# TASK TO CARRY OUT
Below is a block of records; repeat each one exactly.
━━━
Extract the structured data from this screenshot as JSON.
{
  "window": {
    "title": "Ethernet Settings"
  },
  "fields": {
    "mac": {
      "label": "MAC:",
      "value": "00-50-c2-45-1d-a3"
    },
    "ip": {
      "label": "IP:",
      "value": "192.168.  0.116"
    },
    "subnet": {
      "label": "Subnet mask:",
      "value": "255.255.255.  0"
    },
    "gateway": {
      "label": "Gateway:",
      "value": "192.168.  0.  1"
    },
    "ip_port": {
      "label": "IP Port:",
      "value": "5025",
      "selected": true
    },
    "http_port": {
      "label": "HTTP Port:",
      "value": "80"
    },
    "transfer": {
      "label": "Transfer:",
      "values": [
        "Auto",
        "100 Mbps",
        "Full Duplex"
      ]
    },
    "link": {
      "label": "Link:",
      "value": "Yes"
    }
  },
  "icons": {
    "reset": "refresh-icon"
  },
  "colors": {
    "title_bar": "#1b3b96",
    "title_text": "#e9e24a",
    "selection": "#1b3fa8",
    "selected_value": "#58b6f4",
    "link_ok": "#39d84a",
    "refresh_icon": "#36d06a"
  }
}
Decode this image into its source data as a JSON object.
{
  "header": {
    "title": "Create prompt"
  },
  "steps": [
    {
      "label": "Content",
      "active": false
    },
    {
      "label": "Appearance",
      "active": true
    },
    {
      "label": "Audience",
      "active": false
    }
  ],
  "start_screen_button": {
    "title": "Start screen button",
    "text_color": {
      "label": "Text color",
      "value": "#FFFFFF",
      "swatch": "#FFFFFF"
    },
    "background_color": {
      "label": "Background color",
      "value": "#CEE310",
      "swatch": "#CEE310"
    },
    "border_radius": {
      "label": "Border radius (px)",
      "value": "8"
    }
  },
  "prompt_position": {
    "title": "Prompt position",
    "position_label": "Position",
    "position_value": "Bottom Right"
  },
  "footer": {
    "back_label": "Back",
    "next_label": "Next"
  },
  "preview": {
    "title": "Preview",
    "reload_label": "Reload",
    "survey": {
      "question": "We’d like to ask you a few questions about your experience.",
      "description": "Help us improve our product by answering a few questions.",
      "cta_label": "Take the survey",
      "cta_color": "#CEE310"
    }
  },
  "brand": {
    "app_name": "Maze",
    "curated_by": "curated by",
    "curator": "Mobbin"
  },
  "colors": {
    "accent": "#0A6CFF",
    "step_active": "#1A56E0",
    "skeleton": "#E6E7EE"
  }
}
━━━
# ANSWER BELOW
Extract the structured data from this screenshot as JSON.
{
  "window": {
    "title": "Ethernet Settings"
  },
  "fields": {
    "mac": {
      "label": "MAC:",
      "value": "00-50-c2-45-1d-a3"
    },
    "ip": {
      "label": "IP:",
      "value": "192.168.  0.116"
    },
    "subnet": {
      "label": "Subnet mask:",
      "value": "255.255.255.  0"
    },
    "gateway": {
      "label": "Gateway:",
      "value": "192.168.  0.  1"
    },
    "ip_port": {
      "label": "IP Port:",
      "value": "5025",
      "selected": true
    },
    "http_port": {
      "label": "HTTP Port:",
      "value": "80"
    },
    "transfer": {
      "label": "Transfer:",
      "values": [
        "Auto",
        "100 Mbps",
        "Full Duplex"
      ]
    },
    "link": {
      "label": "Link:",
      "value": "Yes"
    }
  },
  "icons": {
    "reset": "refresh-icon"
  },
  "colors": {
    "title_bar": "#1b3b96",
    "title_text": "#e9e24a",
    "selection": "#1b3fa8",
    "selected_value": "#58b6f4",
    "link_ok": "#39d84a",
    "refresh_icon": "#36d06a"
  }
}
Decode this image into its source data as a JSON object.
{
  "header": {
    "title": "Create prompt"
  },
  "steps": [
    {
      "label": "Content",
      "active": false
    },
    {
      "label": "Appearance",
      "active": true
    },
    {
      "label": "Audience",
      "active": false
    }
  ],
  "start_screen_button": {
    "title": "Start screen button",
    "text_color": {
      "label": "Text color",
      "value": "#FFFFFF",
      "swatch": "#FFFFFF"
    },
    "background_color": {
      "label": "Background color",
      "value": "#CEE310",
      "swatch": "#CEE310"
    },
    "border_radius": {
      "label": "Border radius (px)",
      "value": "8"
    }
  },
  "prompt_position": {
    "title": "Prompt position",
    "position_label": "Position",
    "position_value": "Bottom Right"
  },
  "footer": {
    "back_label": "Back",
    "next_label": "Next"
  },
  "preview": {
    "title": "Preview",
    "reload_label": "Reload",
    "survey": {
      "question": "We’d like to ask you a few questions about your experience.",
      "description": "Help us improve our product by answering a few questions.",
      "cta_label": "Take the survey",
      "cta_color": "#CEE310"
    }
  },
  "brand": {
    "app_name": "Maze",
    "curated_by": "curated by",
    "curator": "Mobbin"
  },
  "colors": {
    "accent": "#0A6CFF",
    "step_active": "#1A56E0",
    "skeleton": "#E6E7EE"
  }
}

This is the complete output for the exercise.